Unconventional. That’s maybe the most appropriate adjective for describing the Toyota C-HR, a compact crossover whose unique new image aims to win over European users.

A new aesthetic departure made of unusual proportions that stand out from the more rigorous style of the other brand models and grab the watcher’s attention not just for the sculpted forms, but for the refined formal and chromatic lines too. Like the roof that slopes down to the rear with a nod to the coupé, the handle integrated in the C pillar and cleverly hidden by the dark paintwork so as not to interrupt the flow of lines, the two-colour solutions and the interiors with their pleasingly unusual combinations of materials.

The second car, after the Prius, to be developed on the new Tnga global platform, the Toyota C-HR targets a very specific customer: 35/40 year-old, a real driving fan with an eye to design and attracted by a high quality product.

The car’s look is dynamic, pointed up by the sleek silhouette, pronounced wheel arches to mark road presence and the “diamond-shaped” faceted side as Kazuhiko Isawa, project design chief that we met in Milan, loves to define it.

“We set no limits on our pursuit of strong styling to respond to the idea that every product should be consistent with its function, without necessarily being similar to another”, explains Isawa. “The C-HR was slated to have the appearance of the Suv and a significant road presence but without being heavy. We wanted to communicate an all-round feeling of dynamism and to obtain this result we worked hard on the plan view, eliminating pointless protrusions and giving fluidity to the shape”, he continues.

Anticipated by two concept cars of breakthrough design – one a three-door displayed at Paris in 2014, and the other a five-door unveiled at Frankfurt last year – the new C-HR does not betray their characteristics and innovative spirit, while smoothing out some of the rougher edges difficult to bring to production, especially in the design of the rear and in the lighting graphics.

“Our intention for the interiors was to create the same feeling of movement and geometric research as in the externals”, Isawa continues.

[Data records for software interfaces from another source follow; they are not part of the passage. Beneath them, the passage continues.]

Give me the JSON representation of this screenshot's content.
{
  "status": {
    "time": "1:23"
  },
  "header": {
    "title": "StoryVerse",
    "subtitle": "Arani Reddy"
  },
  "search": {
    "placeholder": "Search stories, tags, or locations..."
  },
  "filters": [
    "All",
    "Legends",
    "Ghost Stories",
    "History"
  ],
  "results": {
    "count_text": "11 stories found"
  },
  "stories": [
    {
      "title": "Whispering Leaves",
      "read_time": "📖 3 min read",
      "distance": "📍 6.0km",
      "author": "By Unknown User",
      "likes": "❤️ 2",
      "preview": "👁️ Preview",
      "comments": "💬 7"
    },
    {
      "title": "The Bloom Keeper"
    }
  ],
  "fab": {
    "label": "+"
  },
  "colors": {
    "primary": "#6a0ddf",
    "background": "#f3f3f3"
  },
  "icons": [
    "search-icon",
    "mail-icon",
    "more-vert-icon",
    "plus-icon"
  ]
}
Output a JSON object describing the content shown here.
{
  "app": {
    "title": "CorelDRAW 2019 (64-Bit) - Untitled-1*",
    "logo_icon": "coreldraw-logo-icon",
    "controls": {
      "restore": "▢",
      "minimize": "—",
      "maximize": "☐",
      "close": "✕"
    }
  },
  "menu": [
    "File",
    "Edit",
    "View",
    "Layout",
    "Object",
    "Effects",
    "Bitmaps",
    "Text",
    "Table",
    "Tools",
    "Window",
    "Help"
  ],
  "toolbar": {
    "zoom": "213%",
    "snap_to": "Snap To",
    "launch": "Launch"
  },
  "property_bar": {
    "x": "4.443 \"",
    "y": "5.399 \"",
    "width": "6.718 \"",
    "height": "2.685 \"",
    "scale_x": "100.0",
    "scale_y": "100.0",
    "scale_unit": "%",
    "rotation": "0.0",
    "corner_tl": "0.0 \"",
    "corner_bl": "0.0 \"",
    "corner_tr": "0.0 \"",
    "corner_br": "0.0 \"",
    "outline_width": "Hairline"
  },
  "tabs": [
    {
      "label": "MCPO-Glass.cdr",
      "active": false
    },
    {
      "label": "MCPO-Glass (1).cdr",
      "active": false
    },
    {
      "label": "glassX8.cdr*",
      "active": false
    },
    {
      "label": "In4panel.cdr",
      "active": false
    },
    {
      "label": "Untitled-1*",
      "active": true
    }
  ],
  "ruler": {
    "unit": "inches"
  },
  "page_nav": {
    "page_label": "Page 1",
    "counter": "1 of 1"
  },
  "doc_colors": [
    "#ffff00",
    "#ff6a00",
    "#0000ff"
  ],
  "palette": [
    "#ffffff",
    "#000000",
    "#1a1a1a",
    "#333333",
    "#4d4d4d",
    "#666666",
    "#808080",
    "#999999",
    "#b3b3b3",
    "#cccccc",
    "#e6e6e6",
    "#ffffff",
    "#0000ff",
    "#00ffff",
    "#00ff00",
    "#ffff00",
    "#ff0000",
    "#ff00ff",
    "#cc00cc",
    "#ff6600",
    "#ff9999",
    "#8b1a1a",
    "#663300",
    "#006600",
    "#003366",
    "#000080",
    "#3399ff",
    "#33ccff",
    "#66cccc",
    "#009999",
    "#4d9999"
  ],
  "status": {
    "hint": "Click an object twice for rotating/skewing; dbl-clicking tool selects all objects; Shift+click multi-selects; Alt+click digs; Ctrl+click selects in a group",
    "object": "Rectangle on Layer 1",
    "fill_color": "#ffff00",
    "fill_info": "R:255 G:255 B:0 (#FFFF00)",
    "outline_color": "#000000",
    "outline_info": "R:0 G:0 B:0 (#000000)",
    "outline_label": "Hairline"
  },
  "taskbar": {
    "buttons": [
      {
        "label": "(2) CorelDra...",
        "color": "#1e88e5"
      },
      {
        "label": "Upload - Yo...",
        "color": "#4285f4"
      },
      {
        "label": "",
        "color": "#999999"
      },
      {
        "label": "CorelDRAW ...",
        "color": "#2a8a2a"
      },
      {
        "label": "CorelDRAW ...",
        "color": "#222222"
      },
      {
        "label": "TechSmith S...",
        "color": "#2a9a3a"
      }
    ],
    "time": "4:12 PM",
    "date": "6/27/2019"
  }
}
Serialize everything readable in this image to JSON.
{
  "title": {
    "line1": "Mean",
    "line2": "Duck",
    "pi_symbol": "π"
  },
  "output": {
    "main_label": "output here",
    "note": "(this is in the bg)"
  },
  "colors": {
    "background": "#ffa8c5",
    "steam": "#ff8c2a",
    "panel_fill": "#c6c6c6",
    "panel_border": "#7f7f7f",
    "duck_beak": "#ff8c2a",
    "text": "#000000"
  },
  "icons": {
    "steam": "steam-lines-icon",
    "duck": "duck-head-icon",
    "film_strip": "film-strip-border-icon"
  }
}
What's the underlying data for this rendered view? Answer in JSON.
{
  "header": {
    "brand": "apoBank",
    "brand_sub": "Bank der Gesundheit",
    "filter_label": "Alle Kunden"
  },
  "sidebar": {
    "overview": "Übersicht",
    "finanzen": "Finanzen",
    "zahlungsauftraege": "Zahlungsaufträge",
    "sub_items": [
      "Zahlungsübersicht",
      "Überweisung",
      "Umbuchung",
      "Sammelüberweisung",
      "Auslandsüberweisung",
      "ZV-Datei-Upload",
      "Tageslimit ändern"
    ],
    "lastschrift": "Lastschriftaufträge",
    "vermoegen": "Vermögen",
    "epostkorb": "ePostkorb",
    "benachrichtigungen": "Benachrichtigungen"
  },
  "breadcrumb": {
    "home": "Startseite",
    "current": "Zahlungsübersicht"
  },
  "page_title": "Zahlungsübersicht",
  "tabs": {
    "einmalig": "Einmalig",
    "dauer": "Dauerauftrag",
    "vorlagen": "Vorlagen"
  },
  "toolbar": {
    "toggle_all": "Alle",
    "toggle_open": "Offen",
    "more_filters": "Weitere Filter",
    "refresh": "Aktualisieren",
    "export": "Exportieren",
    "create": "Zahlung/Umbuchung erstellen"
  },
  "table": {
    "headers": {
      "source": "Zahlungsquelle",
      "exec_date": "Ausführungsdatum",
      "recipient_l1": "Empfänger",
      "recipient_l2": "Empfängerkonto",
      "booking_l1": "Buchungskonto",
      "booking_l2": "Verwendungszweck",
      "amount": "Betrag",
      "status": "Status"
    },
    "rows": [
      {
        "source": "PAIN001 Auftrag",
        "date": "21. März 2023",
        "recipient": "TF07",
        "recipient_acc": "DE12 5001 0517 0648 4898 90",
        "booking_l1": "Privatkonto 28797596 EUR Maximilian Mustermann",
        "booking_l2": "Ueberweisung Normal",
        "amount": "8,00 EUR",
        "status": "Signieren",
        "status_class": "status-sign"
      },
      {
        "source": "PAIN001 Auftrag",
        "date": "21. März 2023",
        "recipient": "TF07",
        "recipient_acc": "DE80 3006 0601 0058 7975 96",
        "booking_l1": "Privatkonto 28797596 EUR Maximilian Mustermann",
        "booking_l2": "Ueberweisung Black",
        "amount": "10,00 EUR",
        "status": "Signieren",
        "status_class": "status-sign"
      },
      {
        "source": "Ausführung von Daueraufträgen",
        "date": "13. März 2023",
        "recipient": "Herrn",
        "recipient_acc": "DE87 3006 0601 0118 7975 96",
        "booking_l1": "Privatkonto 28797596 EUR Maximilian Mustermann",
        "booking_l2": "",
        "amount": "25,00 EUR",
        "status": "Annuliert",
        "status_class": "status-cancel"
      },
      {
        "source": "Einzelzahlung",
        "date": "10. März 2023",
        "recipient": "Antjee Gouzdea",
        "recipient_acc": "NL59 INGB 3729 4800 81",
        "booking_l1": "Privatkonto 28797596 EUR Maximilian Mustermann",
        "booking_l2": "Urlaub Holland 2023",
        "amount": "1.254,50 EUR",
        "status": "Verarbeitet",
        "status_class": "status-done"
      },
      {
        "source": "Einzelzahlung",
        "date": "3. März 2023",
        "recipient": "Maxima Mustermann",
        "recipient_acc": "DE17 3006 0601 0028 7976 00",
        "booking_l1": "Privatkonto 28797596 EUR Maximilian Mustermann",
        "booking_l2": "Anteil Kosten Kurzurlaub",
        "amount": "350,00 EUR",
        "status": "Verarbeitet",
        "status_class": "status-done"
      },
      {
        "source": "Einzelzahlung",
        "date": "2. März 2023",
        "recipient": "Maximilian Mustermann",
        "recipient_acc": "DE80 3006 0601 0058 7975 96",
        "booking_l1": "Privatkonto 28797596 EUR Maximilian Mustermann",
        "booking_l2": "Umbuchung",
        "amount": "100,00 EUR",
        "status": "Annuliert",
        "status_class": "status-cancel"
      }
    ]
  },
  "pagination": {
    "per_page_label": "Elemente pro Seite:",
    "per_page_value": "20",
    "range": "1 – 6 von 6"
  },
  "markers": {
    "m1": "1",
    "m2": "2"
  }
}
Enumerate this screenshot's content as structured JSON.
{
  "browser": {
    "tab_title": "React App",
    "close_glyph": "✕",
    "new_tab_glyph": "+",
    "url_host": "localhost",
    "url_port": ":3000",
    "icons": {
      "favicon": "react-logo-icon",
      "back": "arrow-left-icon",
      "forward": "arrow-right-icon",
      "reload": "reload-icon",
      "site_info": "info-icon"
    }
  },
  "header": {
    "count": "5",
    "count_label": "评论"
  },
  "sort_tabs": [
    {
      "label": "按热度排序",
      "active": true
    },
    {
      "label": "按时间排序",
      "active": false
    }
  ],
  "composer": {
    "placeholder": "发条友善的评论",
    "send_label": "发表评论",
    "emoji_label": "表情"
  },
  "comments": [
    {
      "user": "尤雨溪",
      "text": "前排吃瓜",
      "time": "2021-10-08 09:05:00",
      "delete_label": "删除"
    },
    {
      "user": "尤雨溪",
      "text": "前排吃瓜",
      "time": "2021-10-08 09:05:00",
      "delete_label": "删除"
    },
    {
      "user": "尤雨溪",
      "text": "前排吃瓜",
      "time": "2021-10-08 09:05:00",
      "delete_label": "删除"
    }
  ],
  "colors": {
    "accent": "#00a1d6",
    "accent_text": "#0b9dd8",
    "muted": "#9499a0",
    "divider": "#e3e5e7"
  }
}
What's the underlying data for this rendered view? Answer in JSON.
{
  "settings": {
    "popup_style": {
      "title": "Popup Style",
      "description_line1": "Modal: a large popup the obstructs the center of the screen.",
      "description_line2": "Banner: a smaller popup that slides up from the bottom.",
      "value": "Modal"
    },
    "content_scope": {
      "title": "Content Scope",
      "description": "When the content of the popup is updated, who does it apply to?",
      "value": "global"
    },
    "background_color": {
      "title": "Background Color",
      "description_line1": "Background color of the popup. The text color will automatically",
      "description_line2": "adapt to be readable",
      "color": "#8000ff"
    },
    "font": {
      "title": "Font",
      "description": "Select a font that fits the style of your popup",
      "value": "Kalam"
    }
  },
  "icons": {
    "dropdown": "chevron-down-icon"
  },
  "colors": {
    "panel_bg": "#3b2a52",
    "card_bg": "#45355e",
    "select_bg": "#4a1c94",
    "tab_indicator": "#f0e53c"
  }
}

In the design, we therefore experimented with new aesthetic and functional solutions such as the metallic blue trim that crosses the asymmetric dash and frames the centre screen which, thanks to an optical expedient involving a special surface finish, is able to recreate an ambience lighting effect without being backlit. “We exploited the metallic properties of the material, a polymer looking like aluminium that emits its own light”, Isawa explains.

“For the door pannelling too we used a special plastic and a 3D pattern echoing the diamond faceting concept in harmony with the external theme, so as to confer a characteristically original tactile and chromatic appearance”, he specifies.

The result of the profound attention to perceived quality that was a feature of the vehicle’s development, made it possible to obtain a cockpit that wraps the user up in a comfortable, refined environment, making life on board highly pleasurable thanks also to the layered seats where the lower part is given over to support and lateral containment while the finer upper part of sleek design reins in the volumes and permits better exploitation of living space.